*Exercise objective*: All lines with the word "label" in the material below are required.

*Data under study*:

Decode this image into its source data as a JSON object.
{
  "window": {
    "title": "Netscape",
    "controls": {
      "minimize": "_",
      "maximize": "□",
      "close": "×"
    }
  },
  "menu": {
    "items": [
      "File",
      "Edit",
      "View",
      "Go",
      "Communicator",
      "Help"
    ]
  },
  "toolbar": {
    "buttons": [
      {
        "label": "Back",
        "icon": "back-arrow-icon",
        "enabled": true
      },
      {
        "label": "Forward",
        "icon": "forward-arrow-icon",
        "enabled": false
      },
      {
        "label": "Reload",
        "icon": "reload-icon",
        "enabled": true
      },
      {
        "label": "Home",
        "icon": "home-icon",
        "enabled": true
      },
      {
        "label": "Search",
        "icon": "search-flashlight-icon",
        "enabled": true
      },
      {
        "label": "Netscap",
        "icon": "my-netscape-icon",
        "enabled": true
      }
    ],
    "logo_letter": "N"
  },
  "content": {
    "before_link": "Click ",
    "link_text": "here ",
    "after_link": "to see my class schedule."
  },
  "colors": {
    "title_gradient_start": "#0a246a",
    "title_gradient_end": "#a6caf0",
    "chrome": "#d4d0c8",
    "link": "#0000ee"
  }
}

*The completed task*:
        "label": "Back",
        "label": "Forward",
        "label": "Reload",
        "label": "Home",
        "label": "Search",
        "label": "Netscap",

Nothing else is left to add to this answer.